Any group engaged in any activity aimed at the destruction of any of the rights and freedoms contained in the ICCPR is acting contrary to the purposes and principles of the International Bill of Human Rights and cannot use those treaties as a shield for activities that undermine the very rights they were set up to protect.
But what can a State do when it is threatened from within? Must it continue to allow people freedom of expression and so on?
It is at these moments that the rights of the individual are most threatened. Under the International Bill, a State can declare a state of emergency and suspend some obligations to the extent strictly required by the demands of the situation. Certain obligations can never be suspended under any circumstances. Freedom from torture, for example, is one of them.
Surely if a terrorist has planted a bomb and he is caught and refuses to disclose the location, it would be justified for the police to use torture to force 'the truth' out of him?
Torture, cruel or inhuman treatment or punishment is never justified or defensible as a matter of law. Nor is it a defence to say: 'I was ordered to'.
But can't governments argue that they are forced to respond with extreme measures to extremist groups?
Any emergency measures must be reflected in changes in the national law. They must contain proper safeguards to protect those caught up in the 'extremism' but who play no active part in it. These emergency measures must comply with the standards set by international law.
Some of the worst violations of human rights have been conducted in the name of some inspiring idea, like the 'State' and 'Patriotism'; 'The People' or 'the Masses'; the 'Economy' or the 'One True Faith' which have all been used, and still are used, as a disguise or veil to conceal severe State repression.
Which of all these rights comes first?
None of them. They are all interrelated and indivisible. The pledge all Member States of the United Nations take to advance human rights is a pledge to promote all human rights, as the General Assembly has observed:
promotion and protection of one category of rights should never exempt or excuse States from the promotion and protection of another.
But aren't 'human rights' something imposed on the rest of the world by the West?
Human rights are not a western invention, nor do they encompass merely western values. They are to be found in each culture and in each of the world's great religions. Emphasis may vary from region to region and from country to country.
You say this book is only dealing with civil and political rights, rather than economic, social and cultural rights. What if I am hungry, my child needs hospital treatment and my husband is unemployed - am I not entitled to demand the State recognizes these rights take precedence over a student's right to voice his/her opinion about the government?
It is sometimes the case that rights appear to conflict or compete with each other. It is argued by some, for example, that certain countries cannot 'afford' human rights; that they have to be restricted in the interest of boosting the economy. This is an argument for the reintroduction of slavery and not a justification for failing to implement basic international standards. The assertion that your right should take precedence over mine is unlikely to find favour with me if it is put in the form of a demand. All rights pose problems that call for discussion and thought as to their application in daily life.
What's the point? If I protest or raise my head to speak out at best I'll be ignored and at worst I'll be arrested or 'disappeared'.
The will of the people shall be the basis of the authority of government.

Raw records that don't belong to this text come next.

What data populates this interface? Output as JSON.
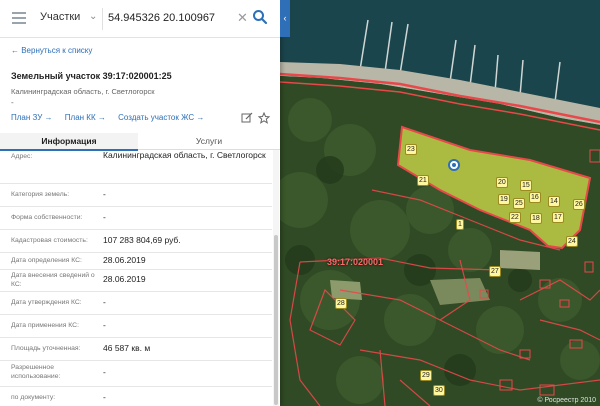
{
  "search": {
    "category": "Участки",
    "coordinates": "54.945326 20.100967"
  },
  "panel": {
    "back_link": "← Вернуться к списку",
    "title": "Земельный участок 39:17:020001:25",
    "address": "Калининградская область, г. Светлогорск",
    "dash": "-",
    "links": [
      "План ЗУ →",
      "План КК →",
      "Создать участок ЖС →"
    ],
    "tabs": [
      "Информация",
      "Услуги"
    ],
    "rows": [
      {
        "label": "Адрес:",
        "value": "Калининградская область, г. Светлогорск"
      },
      {
        "label": "Категория земель:",
        "value": "-"
      },
      {
        "label": "Форма собственности:",
        "value": "-"
      },
      {
        "label": "Кадастровая стоимость:",
        "value": "107 283 804,69 руб."
      },
      {
        "label": "Дата определения КС:",
        "value": "28.06.2019"
      },
      {
        "label": "Дата внесения сведений о КС:",
        "value": "28.06.2019"
      },
      {
        "label": "Дата утверждения КС:",
        "value": "-"
      },
      {
        "label": "Дата применения КС:",
        "value": "-"
      },
      {
        "label": "Площадь уточненная:",
        "value": "46 587 кв. м"
      },
      {
        "label": "Разрешенное использование:",
        "value": "-"
      },
      {
        "label": "по документу:",
        "value": "-"
      }
    ]
  },
  "map": {
    "block_label": "39:17:020001",
    "lot_numbers": [
      "23",
      "20",
      "15",
      "19",
      "25",
      "16",
      "14",
      "17",
      "18",
      "22",
      "26",
      "24",
      "21",
      "1",
      "27",
      "28",
      "29",
      "30"
    ],
    "attribution": "© Росреестр 2010",
    "colors": {
      "parcel_fill": "#d6e04a",
      "boundary": "#e8484a",
      "accent": "#2e6fb8"
    }
  },
  "icons": [
    "menu-icon",
    "chevron-down-icon",
    "close-icon",
    "search-icon",
    "chevron-left-icon",
    "edit-icon",
    "star-icon",
    "location-pin-icon"
  ]
}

Where a government ignores the will of the people and goes further and seeks to suppress the will of the people, it becomes a tyranny. As such, it loses the legitimacy by which it pretends to govern.
Yes; but who am I to challenge a government?
Man dies in all who keep silent in the face of tyranny
(Wole Soyinka)First they came for the Jews
Then they came for the communists
and I did not speak out -
because I was not a Communist.
Then they came for the trade-unionists
and I did not speak out -
because I was not a trade-unionist.
Then they came for me -
and there was no-one left to speak out for me.
(Pastor Martin Niemoller)